      iLeonardo treats research as a social concern. You can create a notebook on iLeonardo on a particular topic, collecting information online. You can also access other people’s notebooks. It may not necessarily take the place of Google Notebook — I’m pretty sure my notes on some subjects are cryptic — but it’s a pretty cool tool. You can keep notebooks private if you like the interface but don’t want to share a particular project. iLeonardo does allow you to follow fellow notetakers and receive the information they find on a particular topic.
    8. Zotero
      Another Firefox extension, Zotero started life as a citation management tool targeted towards academic researchers. However, it offers notetaking tools, as well as a way to save files to your notebook. If you do a lot of writing in Microsoft Word or Open Office, Zotero might be the tool for you — it’s integrated with both word processing software to allow you to easily move your notes over, as well as several blogging options. Zotero’s interface is also available in more than 30 languages.

    I’ve been relying on Google Notebook as a catch-all for blog post ideas — being able to just highlight information and save it is a great tool for a blogger.

    Advertising

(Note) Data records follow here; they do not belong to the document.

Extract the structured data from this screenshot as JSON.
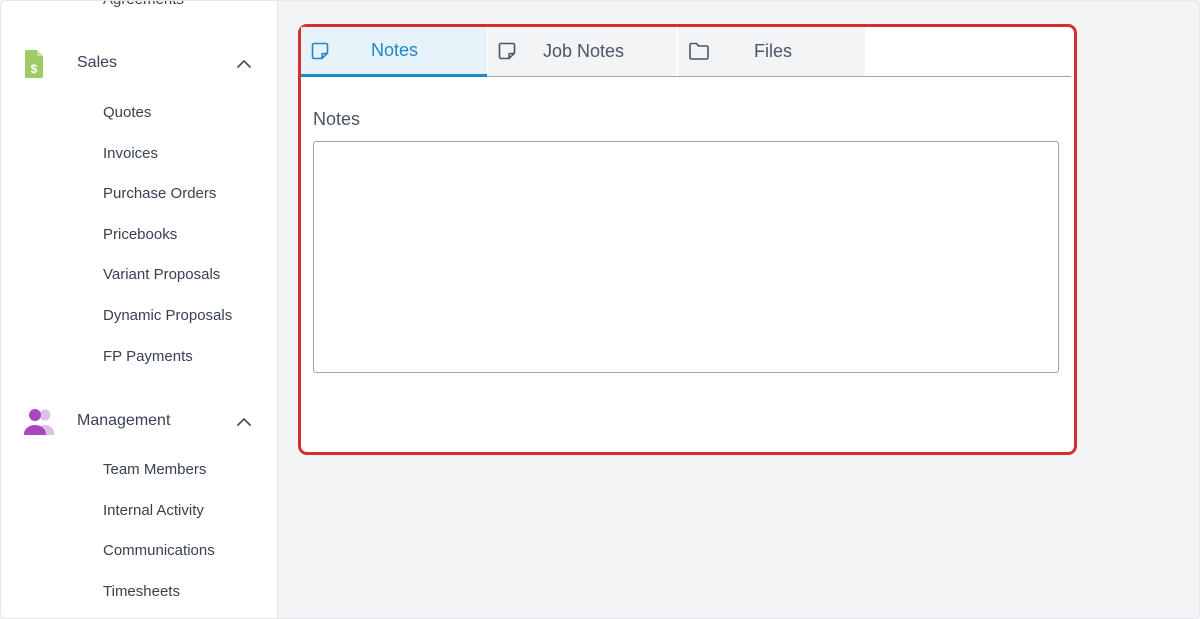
{
  "sidebar": {
    "cut_off_item": "Agreements",
    "sales": {
      "label": "Sales",
      "icon": "invoice-dollar-icon",
      "icon_color": "#8bc34a",
      "items": [
        {
          "label": "Quotes"
        },
        {
          "label": "Invoices"
        },
        {
          "label": "Purchase Orders"
        },
        {
          "label": "Pricebooks"
        },
        {
          "label": "Variant Proposals"
        },
        {
          "label": "Dynamic Proposals"
        },
        {
          "label": "FP Payments"
        }
      ]
    },
    "management": {
      "label": "Management",
      "icon": "users-icon",
      "icon_color": "#b24bb4",
      "items": [
        {
          "label": "Team Members"
        },
        {
          "label": "Internal Activity"
        },
        {
          "label": "Communications"
        },
        {
          "label": "Timesheets"
        }
      ]
    }
  },
  "panel": {
    "highlight_color": "#d32f2f",
    "tabs": [
      {
        "label": "Notes",
        "icon": "sticky-note-icon",
        "active": true
      },
      {
        "label": "Job Notes",
        "icon": "sticky-note-icon",
        "active": false
      },
      {
        "label": "Files",
        "icon": "folder-icon",
        "active": false
      }
    ],
    "notes_label": "Notes",
    "notes_value": ""
  },
  "accent_color": "#1e88c8"
}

    In replacing it, though, I’m starting to lean towards Evernote. I’ve found it handles pretty much everything I want, especially with the voice recording feature. I’m planning to keep trying things out for a while yet — I’m sticking with Google Notebook until the Firefox extension quits working — and if you have any recommendations that I missed when I put together this list, I’d love to hear them — just leave a comment!

    Advertising

    Advertising

    Read Next